- **Work order**:
Omit the images and retype the records verbatim.

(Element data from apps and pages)
**********

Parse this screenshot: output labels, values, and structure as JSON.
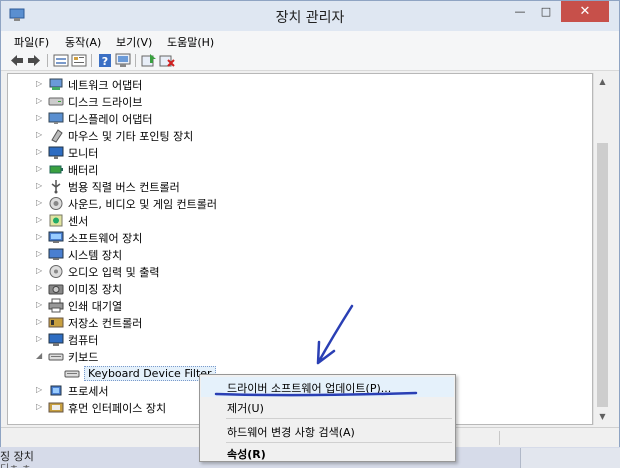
{
  "window": {
    "title": "장치 관리자",
    "controls": {
      "minimize": "—",
      "maximize": "□",
      "close": "✕"
    }
  },
  "menubar": {
    "items": [
      "파일(F)",
      "동작(A)",
      "보기(V)",
      "도움말(H)"
    ]
  },
  "toolbar": {
    "icons": [
      "back-arrow-icon",
      "forward-arrow-icon",
      "view-icon",
      "properties-icon",
      "help-icon",
      "monitor-icon",
      "update-driver-icon",
      "uninstall-icon"
    ]
  },
  "tree": {
    "items": [
      {
        "label": "네트워크 어댑터",
        "icon": "network-adapter-icon",
        "expander": "▷"
      },
      {
        "label": "디스크 드라이브",
        "icon": "disk-drive-icon",
        "expander": "▷"
      },
      {
        "label": "디스플레이 어댑터",
        "icon": "display-adapter-icon",
        "expander": "▷"
      },
      {
        "label": "마우스 및 기타 포인팅 장치",
        "icon": "mouse-icon",
        "expander": "▷"
      },
      {
        "label": "모니터",
        "icon": "monitor-icon",
        "expander": "▷"
      },
      {
        "label": "배터리",
        "icon": "battery-icon",
        "expander": "▷"
      },
      {
        "label": "범용 직렬 버스 컨트롤러",
        "icon": "usb-icon",
        "expander": "▷"
      },
      {
        "label": "사운드, 비디오 및 게임 컨트롤러",
        "icon": "sound-icon",
        "expander": "▷"
      },
      {
        "label": "센서",
        "icon": "sensor-icon",
        "expander": "▷"
      },
      {
        "label": "소프트웨어 장치",
        "icon": "software-device-icon",
        "expander": "▷"
      },
      {
        "label": "시스템 장치",
        "icon": "system-device-icon",
        "expander": "▷"
      },
      {
        "label": "오디오 입력 및 출력",
        "icon": "audio-icon",
        "expander": "▷"
      },
      {
        "label": "이미징 장치",
        "icon": "camera-icon",
        "expander": "▷"
      },
      {
        "label": "인쇄 대기열",
        "icon": "printer-icon",
        "expander": "▷"
      },
      {
        "label": "저장소 컨트롤러",
        "icon": "storage-controller-icon",
        "expander": "▷"
      },
      {
        "label": "컴퓨터",
        "icon": "computer-icon",
        "expander": "▷"
      },
      {
        "label": "키보드",
        "icon": "keyboard-icon",
        "expander": "◢"
      },
      {
        "label": "Keyboard Device Filter",
        "icon": "keyboard-icon",
        "expander": ""
      },
      {
        "label": "프로세서",
        "icon": "processor-icon",
        "expander": "▷"
      },
      {
        "label": "휴먼 인터페이스 장치",
        "icon": "hid-icon",
        "expander": "▷"
      }
    ]
  },
  "context_menu": {
    "items": [
      {
        "label": "드라이버 소프트웨어 업데이트(P)...",
        "bold": false
      },
      {
        "label": "제거(U)",
        "bold": false
      },
      {
        "label": "하드웨어 변경 사항 검색(A)",
        "bold": false
      },
      {
        "label": "속성(R)",
        "bold": true
      }
    ]
  },
  "background": {
    "partial_text": "징 장치",
    "partial_text_2": "디ㅎ ㅎ"
  },
  "colors": {
    "annotation": "#2a3fb4",
    "close_button": "#c7504a",
    "selection": "#e5f1fb"
  }
}
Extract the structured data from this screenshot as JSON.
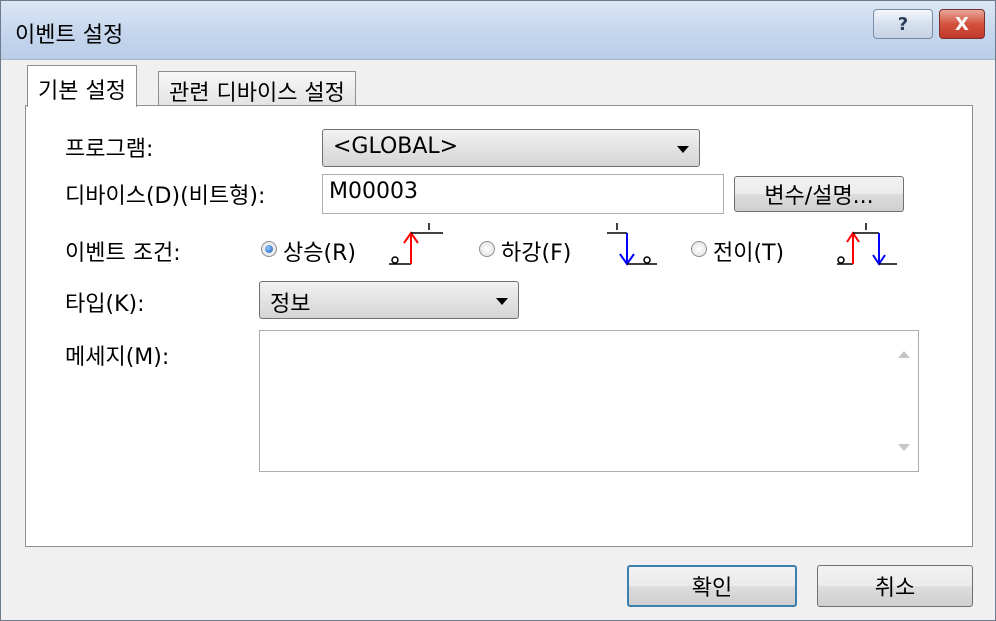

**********

- **Output**:
Parse this screenshot: output labels, values, and structure as JSON.
{
  "window": {
    "title": "장치 관리자",
    "controls": {
      "minimize": "—",
      "maximize": "□",
      "close": "✕"
    }
  },
  "menubar": {
    "items": [
      "파일(F)",
      "동작(A)",
      "보기(V)",
      "도움말(H)"
    ]
  },
  "toolbar": {
    "icons": [
      "back-arrow-icon",
      "forward-arrow-icon",
      "view-icon",
      "properties-icon",
      "help-icon",
      "monitor-icon",
      "update-driver-icon",
      "uninstall-icon"
    ]
  },
  "tree": {
    "items": [
      {
        "label": "네트워크 어댑터",
        "icon": "network-adapter-icon",
        "expander": "▷"
      },
      {
        "label": "디스크 드라이브",
        "icon": "disk-drive-icon",
        "expander": "▷"
      },
      {
        "label": "디스플레이 어댑터",
        "icon": "display-adapter-icon",
        "expander": "▷"
      },
      {
        "label": "마우스 및 기타 포인팅 장치",
        "icon": "mouse-icon",
        "expander": "▷"
      },
      {
        "label": "모니터",
        "icon": "monitor-icon",
        "expander": "▷"
      },
      {
        "label": "배터리",
        "icon": "battery-icon",
        "expander": "▷"
      },
      {
        "label": "범용 직렬 버스 컨트롤러",
        "icon": "usb-icon",
        "expander": "▷"
      },
      {
        "label": "사운드, 비디오 및 게임 컨트롤러",
        "icon": "sound-icon",
        "expander": "▷"
      },
      {
        "label": "센서",
        "icon": "sensor-icon",
        "expander": "▷"
      },
      {
        "label": "소프트웨어 장치",
        "icon": "software-device-icon",
        "expander": "▷"
      },
      {
        "label": "시스템 장치",
        "icon": "system-device-icon",
        "expander": "▷"
      },
      {
        "label": "오디오 입력 및 출력",
        "icon": "audio-icon",
        "expander": "▷"
      },
      {
        "label": "이미징 장치",
        "icon": "camera-icon",
        "expander": "▷"
      },
      {
        "label": "인쇄 대기열",
        "icon": "printer-icon",
        "expander": "▷"
      },
      {
        "label": "저장소 컨트롤러",
        "icon": "storage-controller-icon",
        "expander": "▷"
      },
      {
        "label": "컴퓨터",
        "icon": "computer-icon",
        "expander": "▷"
      },
      {
        "label": "키보드",
        "icon": "keyboard-icon",
        "expander": "◢"
      },
      {
        "label": "Keyboard Device Filter",
        "icon": "keyboard-icon",
        "expander": ""
      },
      {
        "label": "프로세서",
        "icon": "processor-icon",
        "expander": "▷"
      },
      {
        "label": "휴먼 인터페이스 장치",
        "icon": "hid-icon",
        "expander": "▷"
      }
    ]
  },
  "context_menu": {
    "items": [
      {
        "label": "드라이버 소프트웨어 업데이트(P)...",
        "bold": false
      },
      {
        "label": "제거(U)",
        "bold": false
      },
      {
        "label": "하드웨어 변경 사항 검색(A)",
        "bold": false
      },
      {
        "label": "속성(R)",
        "bold": true
      }
    ]
  },
  "background": {
    "partial_text": "징 장치",
    "partial_text_2": "디ㅎ ㅎ"
  },
  "colors": {
    "annotation": "#2a3fb4",
    "close_button": "#c7504a",
    "selection": "#e5f1fb"
  }
}
Extract the structured data from this screenshot as JSON.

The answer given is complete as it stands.